The study of metaphor has long been with us, and throughout its history, it has had a stormy, tenuous, but tenacious affair with philosophy. Philosophy has, by turns, rejected and embraced metaphor, its suppliant. Commonly, only those philosophers associated with the Romantic tradition paid much heed to its importance although it is experiencing a revitalised interest within philosophy these days. Therefore, this closer relation brings about a new focus to the study of metaphor such as recognition of its cognitive contribution and not just its affective and rhetorical efficacy. If metaphor is to be prized, it must do work, and the work that most interests philosophers is that which is cognitively meaningful. By illuminating the creative contribution of mind and knowledge to language, the study of metaphor will force revisions of people’s basic views of language and thought.
Oxford Scholarship Online requires a subscription or purchase to access the full text of books within the service.
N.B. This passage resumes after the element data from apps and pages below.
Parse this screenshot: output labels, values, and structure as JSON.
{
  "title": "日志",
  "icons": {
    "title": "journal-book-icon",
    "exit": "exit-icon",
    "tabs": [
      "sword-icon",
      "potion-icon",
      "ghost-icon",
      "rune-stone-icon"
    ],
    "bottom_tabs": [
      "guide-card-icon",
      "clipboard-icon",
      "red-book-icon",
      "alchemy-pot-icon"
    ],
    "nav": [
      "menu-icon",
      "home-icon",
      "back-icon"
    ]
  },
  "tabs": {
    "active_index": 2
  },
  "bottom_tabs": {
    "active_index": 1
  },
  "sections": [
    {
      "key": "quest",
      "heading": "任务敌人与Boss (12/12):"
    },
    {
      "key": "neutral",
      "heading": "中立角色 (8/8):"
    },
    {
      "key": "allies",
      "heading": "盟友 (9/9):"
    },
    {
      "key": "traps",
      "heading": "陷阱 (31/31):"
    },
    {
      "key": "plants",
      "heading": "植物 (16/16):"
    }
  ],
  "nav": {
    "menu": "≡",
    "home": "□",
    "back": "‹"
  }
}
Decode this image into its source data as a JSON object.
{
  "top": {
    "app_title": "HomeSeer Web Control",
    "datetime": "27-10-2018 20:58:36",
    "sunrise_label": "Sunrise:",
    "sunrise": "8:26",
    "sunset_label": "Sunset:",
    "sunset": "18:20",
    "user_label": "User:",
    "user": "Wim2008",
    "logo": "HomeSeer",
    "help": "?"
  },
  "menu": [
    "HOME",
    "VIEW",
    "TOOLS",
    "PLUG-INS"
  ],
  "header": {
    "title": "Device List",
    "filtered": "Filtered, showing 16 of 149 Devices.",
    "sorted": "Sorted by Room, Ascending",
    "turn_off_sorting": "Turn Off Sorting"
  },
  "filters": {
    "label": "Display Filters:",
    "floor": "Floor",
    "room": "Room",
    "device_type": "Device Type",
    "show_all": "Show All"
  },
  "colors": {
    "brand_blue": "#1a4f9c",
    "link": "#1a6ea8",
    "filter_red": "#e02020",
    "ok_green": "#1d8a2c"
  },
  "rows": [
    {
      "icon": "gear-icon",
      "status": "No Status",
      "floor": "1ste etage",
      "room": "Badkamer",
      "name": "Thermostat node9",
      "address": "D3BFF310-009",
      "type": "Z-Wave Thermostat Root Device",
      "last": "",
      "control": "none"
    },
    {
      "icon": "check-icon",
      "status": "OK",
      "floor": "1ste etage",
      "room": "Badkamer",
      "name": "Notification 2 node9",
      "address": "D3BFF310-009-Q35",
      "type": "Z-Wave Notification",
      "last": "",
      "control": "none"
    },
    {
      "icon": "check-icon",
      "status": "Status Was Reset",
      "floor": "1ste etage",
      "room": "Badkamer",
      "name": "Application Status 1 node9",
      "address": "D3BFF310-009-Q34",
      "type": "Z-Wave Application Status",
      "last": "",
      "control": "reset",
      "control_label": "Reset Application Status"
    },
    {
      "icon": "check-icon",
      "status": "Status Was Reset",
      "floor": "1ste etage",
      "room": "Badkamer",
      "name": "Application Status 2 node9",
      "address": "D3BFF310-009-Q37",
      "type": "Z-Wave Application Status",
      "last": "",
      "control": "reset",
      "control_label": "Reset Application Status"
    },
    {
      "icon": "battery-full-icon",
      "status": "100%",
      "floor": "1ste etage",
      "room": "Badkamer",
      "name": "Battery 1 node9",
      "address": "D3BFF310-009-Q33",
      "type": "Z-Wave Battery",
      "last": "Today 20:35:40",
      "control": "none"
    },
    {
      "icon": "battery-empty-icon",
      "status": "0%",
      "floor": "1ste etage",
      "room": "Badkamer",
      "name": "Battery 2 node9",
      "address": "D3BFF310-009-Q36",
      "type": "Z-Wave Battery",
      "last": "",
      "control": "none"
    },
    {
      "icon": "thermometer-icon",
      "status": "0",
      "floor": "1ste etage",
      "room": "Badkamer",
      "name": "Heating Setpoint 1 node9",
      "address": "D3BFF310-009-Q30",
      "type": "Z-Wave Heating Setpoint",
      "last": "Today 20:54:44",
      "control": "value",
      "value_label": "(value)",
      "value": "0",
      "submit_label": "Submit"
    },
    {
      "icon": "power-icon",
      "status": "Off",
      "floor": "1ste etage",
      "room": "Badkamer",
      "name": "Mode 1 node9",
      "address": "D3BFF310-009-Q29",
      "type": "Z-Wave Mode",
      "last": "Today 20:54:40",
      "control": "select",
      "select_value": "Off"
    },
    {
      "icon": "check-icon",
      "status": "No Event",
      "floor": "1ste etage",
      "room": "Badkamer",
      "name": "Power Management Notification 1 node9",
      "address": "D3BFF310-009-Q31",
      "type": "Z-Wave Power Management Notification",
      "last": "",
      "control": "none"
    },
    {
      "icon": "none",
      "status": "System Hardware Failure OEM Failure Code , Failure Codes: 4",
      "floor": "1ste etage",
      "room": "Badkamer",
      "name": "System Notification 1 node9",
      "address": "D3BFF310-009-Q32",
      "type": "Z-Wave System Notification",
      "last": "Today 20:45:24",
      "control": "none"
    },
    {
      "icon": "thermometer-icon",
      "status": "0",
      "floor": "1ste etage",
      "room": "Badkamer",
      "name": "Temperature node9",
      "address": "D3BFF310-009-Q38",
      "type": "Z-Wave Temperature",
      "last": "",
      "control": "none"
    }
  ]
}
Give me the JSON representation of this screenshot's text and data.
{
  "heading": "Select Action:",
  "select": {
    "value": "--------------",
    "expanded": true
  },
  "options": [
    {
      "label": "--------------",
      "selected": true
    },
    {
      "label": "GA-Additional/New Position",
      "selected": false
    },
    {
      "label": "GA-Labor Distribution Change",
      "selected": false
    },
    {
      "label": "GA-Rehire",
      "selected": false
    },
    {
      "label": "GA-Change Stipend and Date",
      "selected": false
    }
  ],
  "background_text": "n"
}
Public users can however freely search the site and view the abstracts and keywords for each book and chapter.
If you think you should have access to this title, please contact your librarian.